Benjamin Franklin's Printing Network: Disseminating Virtue in Early America

By Ralph Frasca | Go to book overview

Introduction
The Challenge of Franklin's Printing Network

Three forces have influenced understandings of eighteenth-century press freedom: printers' impartiality and concomitant hesitation to offend readers, their reliance on subsidy in the form of printing contracts, and the public's desire for an activist press to represent the populace in the political process.1

Many scholars have considered legal limitations and political ramifications of an increasingly aggressive press, but few have considered labor economics and relations, the judicious management of affairs, and the financial ability to set up and maintain a printing shop in early America. The sources of press freedom and income have been studied extensively, but there has been scant examination of economic and organizational factors, such as partnerships and the apprenticeship system. These elements made it possible for the press not only to survive but to grow, while serving, in the words of attorney Andrew Hamilton during the Zenger trial, “publicly to remonstrate the abuses of power in the strongest terms, to put their neighbors upon their guard against the craft or open violence of men in authority.”2

Though the early American press may have been observed remonstrating against authority by its outside world of the public, its inner world of economics, alliances, and norms of conduct were mostly hidden. Although seldom mentioned, even in private correspondence, these business, economic, and organizational factors shaped the press's development. The early American press was characterized by interconnections, within which was a pattern of activity, rather than an agglomeration of isolated, idiosyncratic behavior. For many printers, economic survival depended on connections with other printers. These linkages were the building blocks of informal and loosely structured—yet

-1-

Notes for this page

Add a new note
If you are trying to select text to create highlights or citations, remember that you must now click or tap on the first word, and then click or tap on the last word.
One moment ...
Default project is now your active project.
Project items

Items saved from this book

This book has been saved
Highlights (0)
Some of your highlights are legacy items.

Highlights saved before July 30, 2012 will not be displayed on their respective source pages.

You can easily re-create the highlights by opening the book page or article, selecting the text, and clicking “Highlight.”

Citations (0)
Some of your citations are legacy items.

Any citation created before July 30, 2012 will labeled as a “Cited page.” New citations will be saved as cited passages, pages or articles.

We also added the ability to view new citations from your projects or the book or article where you created them.

Notes (0)
Bookmarks (0)

You have no saved items from this book

Project items include:
  • Saved book/article
  • Highlights
  • Quotes/citations
  • Notes
  • Bookmarks
Notes
Cite this page

Cited page

Style
Citations are available only to our active members.
Buy instant access to cite pages or passages in MLA, APA and Chicago citation styles.

(Einhorn, 1992, p. 25)

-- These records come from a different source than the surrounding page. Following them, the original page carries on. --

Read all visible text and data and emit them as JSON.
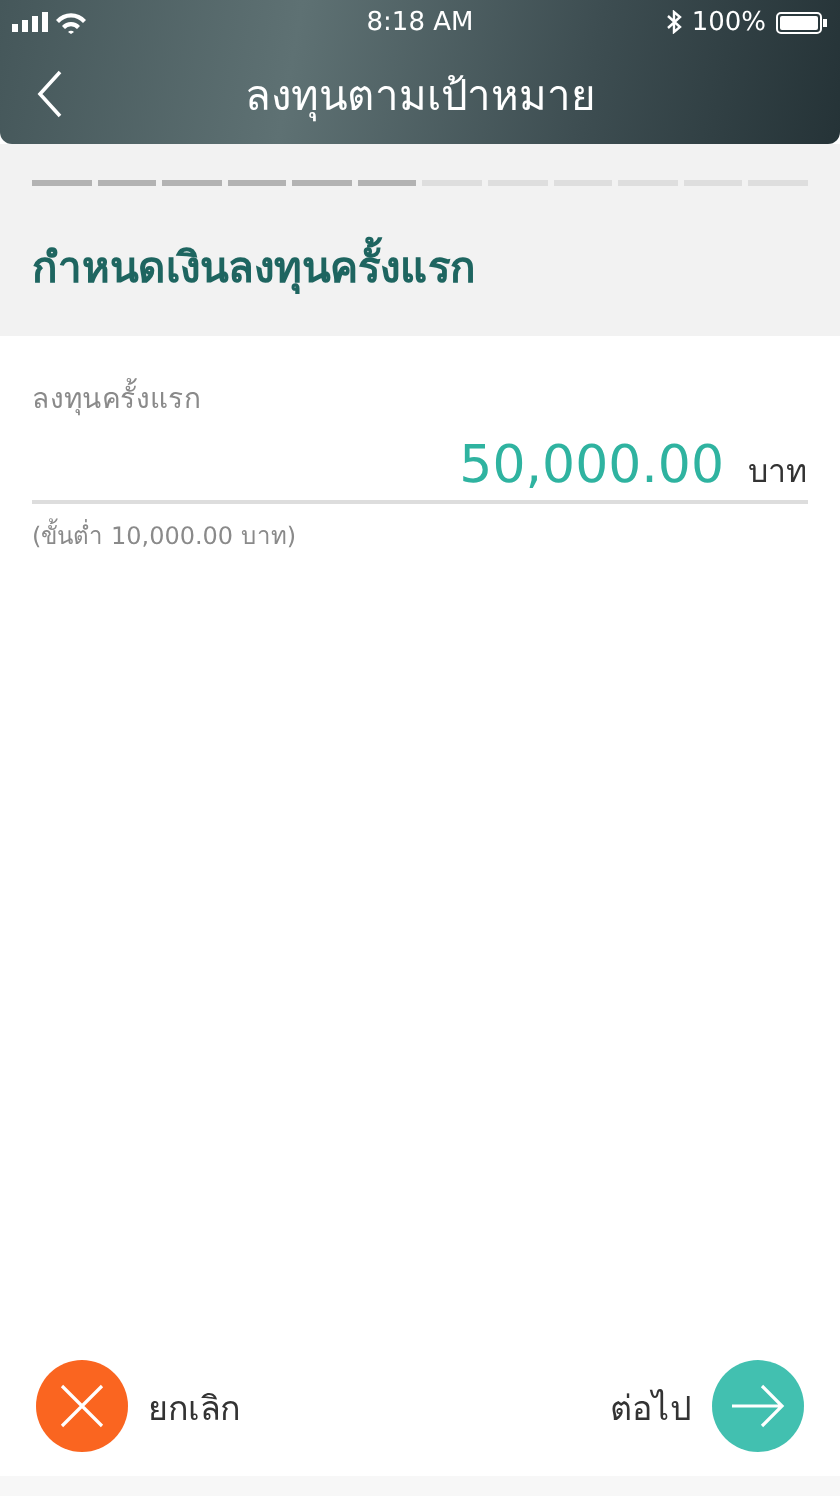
{
  "status_bar": {
    "time": "8:18 AM",
    "battery": "100%"
  },
  "header": {
    "title": "ลงทุนตามเป้าหมาย"
  },
  "progress": [
    {
      "done": true
    },
    {
      "done": true
    },
    {
      "done": true
    },
    {
      "done": true
    },
    {
      "done": true
    },
    {
      "done": true
    },
    {
      "done": false
    },
    {
      "done": false
    },
    {
      "done": false
    },
    {
      "done": false
    },
    {
      "done": false
    },
    {
      "done": false
    }
  ],
  "section_title": "กำหนดเงินลงทุนครั้งแรก",
  "field": {
    "label": "ลงทุนครั้งแรก",
    "value": "50,000.00",
    "unit": "บาท",
    "hint": "(ขั้นต่ำ 10,000.00 บาท)"
  },
  "actions": {
    "cancel": "ยกเลิก",
    "next": "ต่อไป"
  }
}
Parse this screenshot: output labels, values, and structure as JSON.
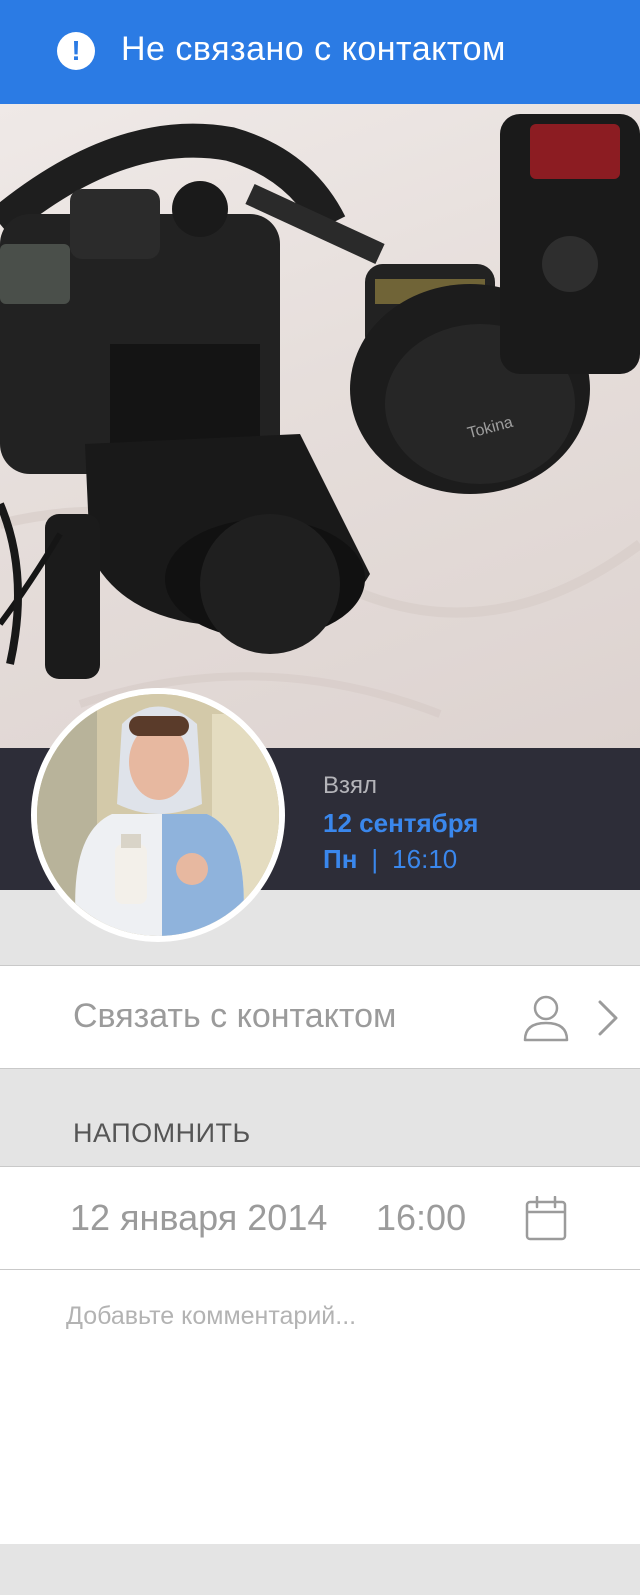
{
  "banner": {
    "icon": "alert-circle-icon",
    "title": "Не связано с контактом",
    "color": "#2b7be4"
  },
  "photo": {
    "subject": "camera-gear-photo"
  },
  "info": {
    "action": "Взял",
    "date": "12 сентября",
    "day": "Пн",
    "separator": "|",
    "time": "16:10",
    "accent_color": "#3a87ec"
  },
  "contact_link": {
    "label": "Связать с контактом",
    "icon": "person-icon",
    "chevron": "chevron-right-icon"
  },
  "reminder": {
    "header": "НАПОМНИТЬ",
    "date": "12 января 2014",
    "time": "16:00",
    "icon": "calendar-icon"
  },
  "comment": {
    "placeholder": "Добавьте комментарий...",
    "value": ""
  }
}
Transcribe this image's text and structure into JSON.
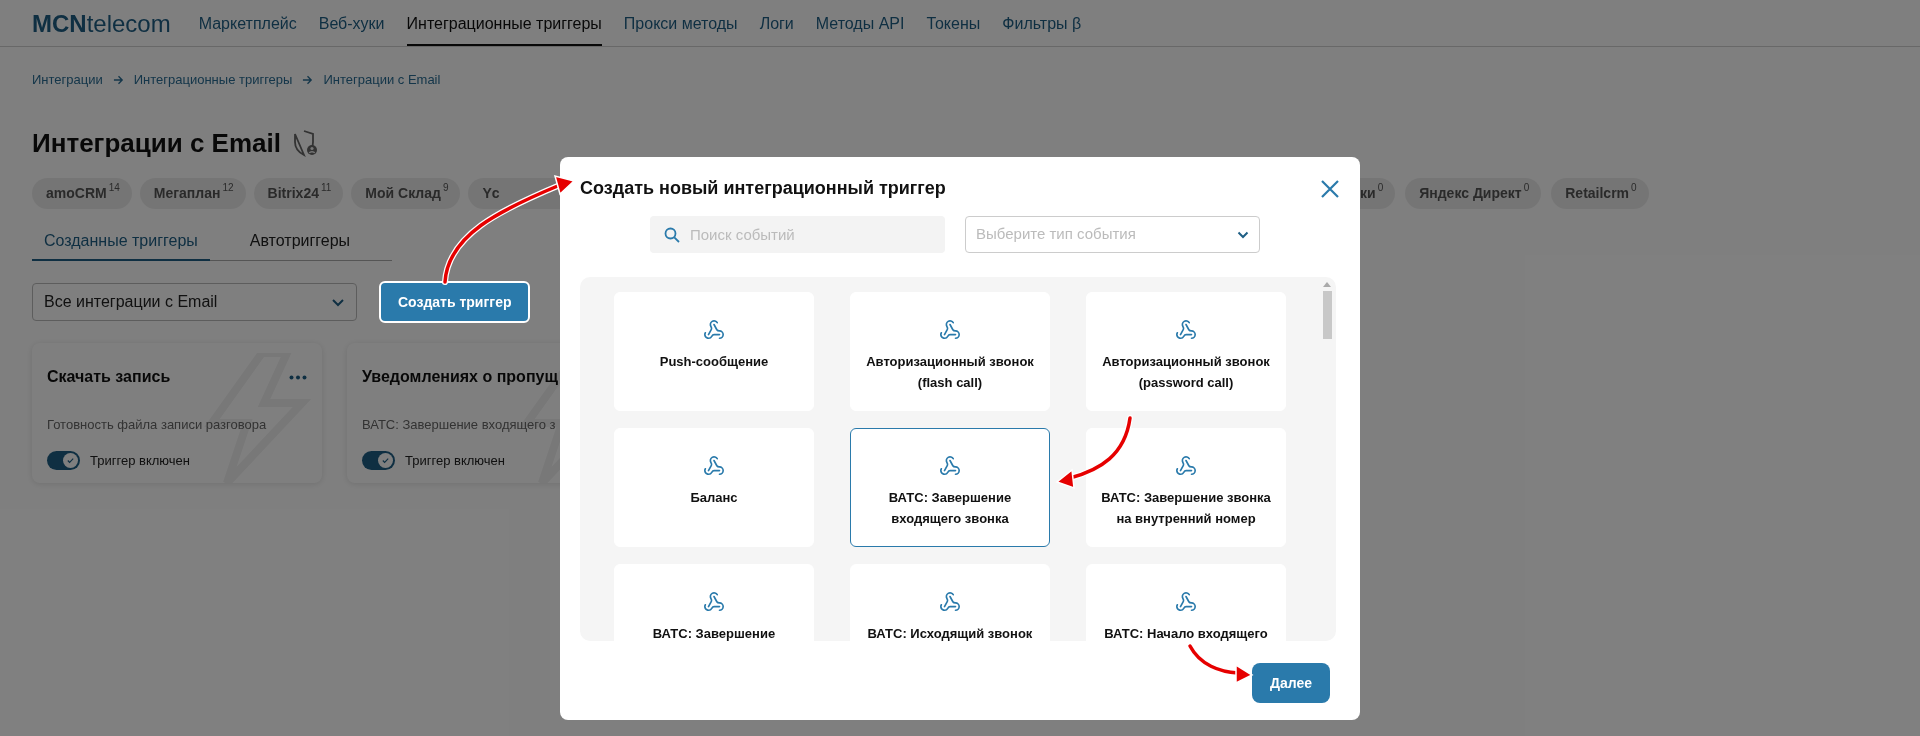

(Einhorn 25)

1. Lois J. Einhorn, Abraham Lincoln, the Orator: Penetrating the Lincoln Legend (Westport, CT: Greenwood Press, 1992), 25, http://www.questia.com/read/27419298.

Cited page

Bookmark this page
Benjamin Franklin's Printing Network: Disseminating Virtue in Early America
Table of contents

Table of contents

Settings

Settings

Typeface
Text size Smaller Larger Reset View mode
Search within

Search within this book

Look up

Look up a word

  • Dictionary
  • Thesaurus
Please submit a word or phrase above.
Print this page

Print this page

Why can't I print more than one page at a time?

Help
Full screen
/ 295

matching results for page

    Questia reader help

    How to highlight and cite specific passages

    1. Click or tap the first word you want to select.
    2. Click or tap the last word you want to select, and you’ll see everything in between get selected.
    3. You’ll then get a menu of options like creating a highlight or a citation from that passage of text.

    OK, got it!

    Cited passage

    Style
    Citations are available only to our active members.
    Buy instant access to cite pages or passages in MLA, APA and Chicago citation styles.

    "Portraying himself as an honest, ordinary person helped Lincoln identify with his audiences." (Einhorn, 1992, p. 25).

    "Portraying himself as an honest, ordinary person helped Lincoln identify with his audiences." (Einhorn 25)

    "Portraying himself as an honest, ordinary person helped Lincoln identify with his audiences."1

    1. Lois J. Einhorn, Abraham Lincoln, the Orator: Penetrating the Lincoln Legend (Westport, CT: Greenwood Press, 1992), 25, http://www.questia.com/read/27419298.

    Cited passage

    Thanks for trying Questia!

    Please continue trying out our research tools, but please note, full functionality is available only to our active members.

    Your work will be lost once you leave this Web page.

    Buy instant access to save your work.

    Already a member? Log in now.

    Oops!

    An unknown error has occurred. Please click the button below to reload the page. If the problem persists, please try again in a little while.